BEGIN
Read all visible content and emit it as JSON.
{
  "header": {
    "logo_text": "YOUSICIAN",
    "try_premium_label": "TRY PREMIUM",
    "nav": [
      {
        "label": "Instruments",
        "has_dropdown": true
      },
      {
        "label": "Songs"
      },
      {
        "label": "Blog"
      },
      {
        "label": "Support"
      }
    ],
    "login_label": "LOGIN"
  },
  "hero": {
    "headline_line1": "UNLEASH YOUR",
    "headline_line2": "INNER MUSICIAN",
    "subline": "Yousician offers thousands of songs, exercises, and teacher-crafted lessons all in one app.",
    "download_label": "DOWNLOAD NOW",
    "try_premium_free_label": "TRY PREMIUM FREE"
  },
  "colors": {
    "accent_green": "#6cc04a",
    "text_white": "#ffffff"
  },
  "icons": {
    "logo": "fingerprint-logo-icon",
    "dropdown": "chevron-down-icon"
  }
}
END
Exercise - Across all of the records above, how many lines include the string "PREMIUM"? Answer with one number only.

Expected output - 2